→ **Task brief**
Repeat all of the data exactly. Leave nothing out.

(Information begins)

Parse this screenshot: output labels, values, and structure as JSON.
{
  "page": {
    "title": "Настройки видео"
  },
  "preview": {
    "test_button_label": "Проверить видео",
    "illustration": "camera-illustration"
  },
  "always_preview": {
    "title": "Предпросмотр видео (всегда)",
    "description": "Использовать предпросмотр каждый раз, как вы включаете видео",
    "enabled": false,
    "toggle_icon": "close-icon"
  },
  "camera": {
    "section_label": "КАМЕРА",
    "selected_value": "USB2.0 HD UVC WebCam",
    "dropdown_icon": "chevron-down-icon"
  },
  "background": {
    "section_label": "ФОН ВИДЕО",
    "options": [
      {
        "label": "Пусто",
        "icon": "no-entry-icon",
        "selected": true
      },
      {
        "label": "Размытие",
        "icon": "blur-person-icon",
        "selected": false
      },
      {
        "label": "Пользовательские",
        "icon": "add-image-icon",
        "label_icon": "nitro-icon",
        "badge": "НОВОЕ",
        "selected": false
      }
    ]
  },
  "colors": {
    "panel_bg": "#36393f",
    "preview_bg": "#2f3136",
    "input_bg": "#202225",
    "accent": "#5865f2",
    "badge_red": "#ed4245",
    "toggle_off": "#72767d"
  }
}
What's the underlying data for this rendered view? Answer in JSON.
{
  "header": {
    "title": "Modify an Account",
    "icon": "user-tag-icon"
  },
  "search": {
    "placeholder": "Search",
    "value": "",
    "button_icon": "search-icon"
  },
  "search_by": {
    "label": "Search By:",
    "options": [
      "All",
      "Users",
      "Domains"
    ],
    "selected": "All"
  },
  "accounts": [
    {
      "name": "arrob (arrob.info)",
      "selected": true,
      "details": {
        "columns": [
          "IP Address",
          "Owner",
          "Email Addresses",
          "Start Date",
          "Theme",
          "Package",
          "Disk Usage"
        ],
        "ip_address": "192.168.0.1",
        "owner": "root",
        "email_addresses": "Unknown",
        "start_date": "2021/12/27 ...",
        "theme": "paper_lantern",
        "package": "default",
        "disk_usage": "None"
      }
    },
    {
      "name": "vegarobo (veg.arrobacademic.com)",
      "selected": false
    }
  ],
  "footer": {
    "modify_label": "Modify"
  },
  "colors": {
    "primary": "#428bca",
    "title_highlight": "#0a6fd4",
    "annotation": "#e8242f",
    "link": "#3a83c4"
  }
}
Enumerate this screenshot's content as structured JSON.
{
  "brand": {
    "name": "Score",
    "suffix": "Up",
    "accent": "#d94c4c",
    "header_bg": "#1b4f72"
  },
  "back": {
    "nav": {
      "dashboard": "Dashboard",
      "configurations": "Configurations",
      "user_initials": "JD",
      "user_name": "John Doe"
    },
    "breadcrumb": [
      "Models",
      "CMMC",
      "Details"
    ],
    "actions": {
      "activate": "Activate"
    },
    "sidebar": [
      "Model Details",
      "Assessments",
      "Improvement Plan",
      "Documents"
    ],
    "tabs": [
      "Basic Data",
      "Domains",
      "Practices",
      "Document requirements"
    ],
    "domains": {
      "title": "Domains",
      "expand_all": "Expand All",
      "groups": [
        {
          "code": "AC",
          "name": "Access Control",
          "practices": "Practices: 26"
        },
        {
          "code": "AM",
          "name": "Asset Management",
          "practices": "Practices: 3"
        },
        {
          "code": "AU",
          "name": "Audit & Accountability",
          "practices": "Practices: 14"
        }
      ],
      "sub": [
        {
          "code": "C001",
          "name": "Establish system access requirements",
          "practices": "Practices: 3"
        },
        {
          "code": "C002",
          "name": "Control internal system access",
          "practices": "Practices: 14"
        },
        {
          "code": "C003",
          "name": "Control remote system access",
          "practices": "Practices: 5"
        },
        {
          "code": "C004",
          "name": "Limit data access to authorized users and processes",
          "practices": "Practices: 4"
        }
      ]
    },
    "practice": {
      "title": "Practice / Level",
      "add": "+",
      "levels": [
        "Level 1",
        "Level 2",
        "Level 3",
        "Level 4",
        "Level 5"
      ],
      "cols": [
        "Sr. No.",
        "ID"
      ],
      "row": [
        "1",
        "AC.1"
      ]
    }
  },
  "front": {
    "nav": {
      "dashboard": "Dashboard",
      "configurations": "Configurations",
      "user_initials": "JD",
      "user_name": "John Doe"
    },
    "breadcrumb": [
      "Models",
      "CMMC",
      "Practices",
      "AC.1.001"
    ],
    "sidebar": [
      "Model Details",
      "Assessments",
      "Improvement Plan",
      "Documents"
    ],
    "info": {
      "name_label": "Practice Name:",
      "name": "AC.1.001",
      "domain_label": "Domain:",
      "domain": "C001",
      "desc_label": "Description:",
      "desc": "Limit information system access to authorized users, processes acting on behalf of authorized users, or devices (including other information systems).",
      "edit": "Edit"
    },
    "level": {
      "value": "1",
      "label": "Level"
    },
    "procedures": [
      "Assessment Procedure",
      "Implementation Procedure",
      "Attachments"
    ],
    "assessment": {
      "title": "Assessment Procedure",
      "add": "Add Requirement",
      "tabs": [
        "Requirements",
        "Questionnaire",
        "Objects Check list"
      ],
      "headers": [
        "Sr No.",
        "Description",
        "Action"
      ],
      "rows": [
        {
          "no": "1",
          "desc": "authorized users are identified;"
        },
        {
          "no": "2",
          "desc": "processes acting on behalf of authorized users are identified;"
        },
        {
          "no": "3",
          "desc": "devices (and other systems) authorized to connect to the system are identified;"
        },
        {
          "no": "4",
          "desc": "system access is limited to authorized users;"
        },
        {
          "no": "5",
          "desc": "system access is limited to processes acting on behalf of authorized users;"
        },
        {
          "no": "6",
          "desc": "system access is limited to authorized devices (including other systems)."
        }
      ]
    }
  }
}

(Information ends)

→ **Task response**
Parse this screenshot: output labels, values, and structure as JSON.
{
  "page": {
    "title": "Настройки видео"
  },
  "preview": {
    "test_button_label": "Проверить видео",
    "illustration": "camera-illustration"
  },
  "always_preview": {
    "title": "Предпросмотр видео (всегда)",
    "description": "Использовать предпросмотр каждый раз, как вы включаете видео",
    "enabled": false,
    "toggle_icon": "close-icon"
  },
  "camera": {
    "section_label": "КАМЕРА",
    "selected_value": "USB2.0 HD UVC WebCam",
    "dropdown_icon": "chevron-down-icon"
  },
  "background": {
    "section_label": "ФОН ВИДЕО",
    "options": [
      {
        "label": "Пусто",
        "icon": "no-entry-icon",
        "selected": true
      },
      {
        "label": "Размытие",
        "icon": "blur-person-icon",
        "selected": false
      },
      {
        "label": "Пользовательские",
        "icon": "add-image-icon",
        "label_icon": "nitro-icon",
        "badge": "НОВОЕ",
        "selected": false
      }
    ]
  },
  "colors": {
    "panel_bg": "#36393f",
    "preview_bg": "#2f3136",
    "input_bg": "#202225",
    "accent": "#5865f2",
    "badge_red": "#ed4245",
    "toggle_off": "#72767d"
  }
}
What's the underlying data for this rendered view? Answer in JSON.
{
  "header": {
    "title": "Modify an Account",
    "icon": "user-tag-icon"
  },
  "search": {
    "placeholder": "Search",
    "value": "",
    "button_icon": "search-icon"
  },
  "search_by": {
    "label": "Search By:",
    "options": [
      "All",
      "Users",
      "Domains"
    ],
    "selected": "All"
  },
  "accounts": [
    {
      "name": "arrob (arrob.info)",
      "selected": true,
      "details": {
        "columns": [
          "IP Address",
          "Owner",
          "Email Addresses",
          "Start Date",
          "Theme",
          "Package",
          "Disk Usage"
        ],
        "ip_address": "192.168.0.1",
        "owner": "root",
        "email_addresses": "Unknown",
        "start_date": "2021/12/27 ...",
        "theme": "paper_lantern",
        "package": "default",
        "disk_usage": "None"
      }
    },
    {
      "name": "vegarobo (veg.arrobacademic.com)",
      "selected": false
    }
  ],
  "footer": {
    "modify_label": "Modify"
  },
  "colors": {
    "primary": "#428bca",
    "title_highlight": "#0a6fd4",
    "annotation": "#e8242f",
    "link": "#3a83c4"
  }
}
Enumerate this screenshot's content as structured JSON.
{
  "brand": {
    "name": "Score",
    "suffix": "Up",
    "accent": "#d94c4c",
    "header_bg": "#1b4f72"
  },
  "back": {
    "nav": {
      "dashboard": "Dashboard",
      "configurations": "Configurations",
      "user_initials": "JD",
      "user_name": "John Doe"
    },
    "breadcrumb": [
      "Models",
      "CMMC",
      "Details"
    ],
    "actions": {
      "activate": "Activate"
    },
    "sidebar": [
      "Model Details",
      "Assessments",
      "Improvement Plan",
      "Documents"
    ],
    "tabs": [
      "Basic Data",
      "Domains",
      "Practices",
      "Document requirements"
    ],
    "domains": {
      "title": "Domains",
      "expand_all": "Expand All",
      "groups": [
        {
          "code": "AC",
          "name": "Access Control",
          "practices": "Practices: 26"
        },
        {
          "code": "AM",
          "name": "Asset Management",
          "practices": "Practices: 3"
        },
        {
          "code": "AU",
          "name": "Audit & Accountability",
          "practices": "Practices: 14"
        }
      ],
      "sub": [
        {
          "code": "C001",
          "name": "Establish system access requirements",
          "practices": "Practices: 3"
        },
        {
          "code": "C002",
          "name": "Control internal system access",
          "practices": "Practices: 14"
        },
        {
          "code": "C003",
          "name": "Control remote system access",
          "practices": "Practices: 5"
        },
        {
          "code": "C004",
          "name": "Limit data access to authorized users and processes",
          "practices": "Practices: 4"
        }
      ]
    },
    "practice": {
      "title": "Practice / Level",
      "add": "+",
      "levels": [
        "Level 1",
        "Level 2",
        "Level 3",
        "Level 4",
        "Level 5"
      ],
      "cols": [
        "Sr. No.",
        "ID"
      ],
      "row": [
        "1",
        "AC.1"
      ]
    }
  },
  "front": {
    "nav": {
      "dashboard": "Dashboard",
      "configurations": "Configurations",
      "user_initials": "JD",
      "user_name": "John Doe"
    },
    "breadcrumb": [
      "Models",
      "CMMC",
      "Practices",
      "AC.1.001"
    ],
    "sidebar": [
      "Model Details",
      "Assessments",
      "Improvement Plan",
      "Documents"
    ],
    "info": {
      "name_label": "Practice Name:",
      "name": "AC.1.001",
      "domain_label": "Domain:",
      "domain": "C001",
      "desc_label": "Description:",
      "desc": "Limit information system access to authorized users, processes acting on behalf of authorized users, or devices (including other information systems).",
      "edit": "Edit"
    },
    "level": {
      "value": "1",
      "label": "Level"
    },
    "procedures": [
      "Assessment Procedure",
      "Implementation Procedure",
      "Attachments"
    ],
    "assessment": {
      "title": "Assessment Procedure",
      "add": "Add Requirement",
      "tabs": [
        "Requirements",
        "Questionnaire",
        "Objects Check list"
      ],
      "headers": [
        "Sr No.",
        "Description",
        "Action"
      ],
      "rows": [
        {
          "no": "1",
          "desc": "authorized users are identified;"
        },
        {
          "no": "2",
          "desc": "processes acting on behalf of authorized users are identified;"
        },
        {
          "no": "3",
          "desc": "devices (and other systems) authorized to connect to the system are identified;"
        },
        {
          "no": "4",
          "desc": "system access is limited to authorized users;"
        },
        {
          "no": "5",
          "desc": "system access is limited to processes acting on behalf of authorized users;"
        },
        {
          "no": "6",
          "desc": "system access is limited to authorized devices (including other systems)."
        }
      ]
    }
  }
}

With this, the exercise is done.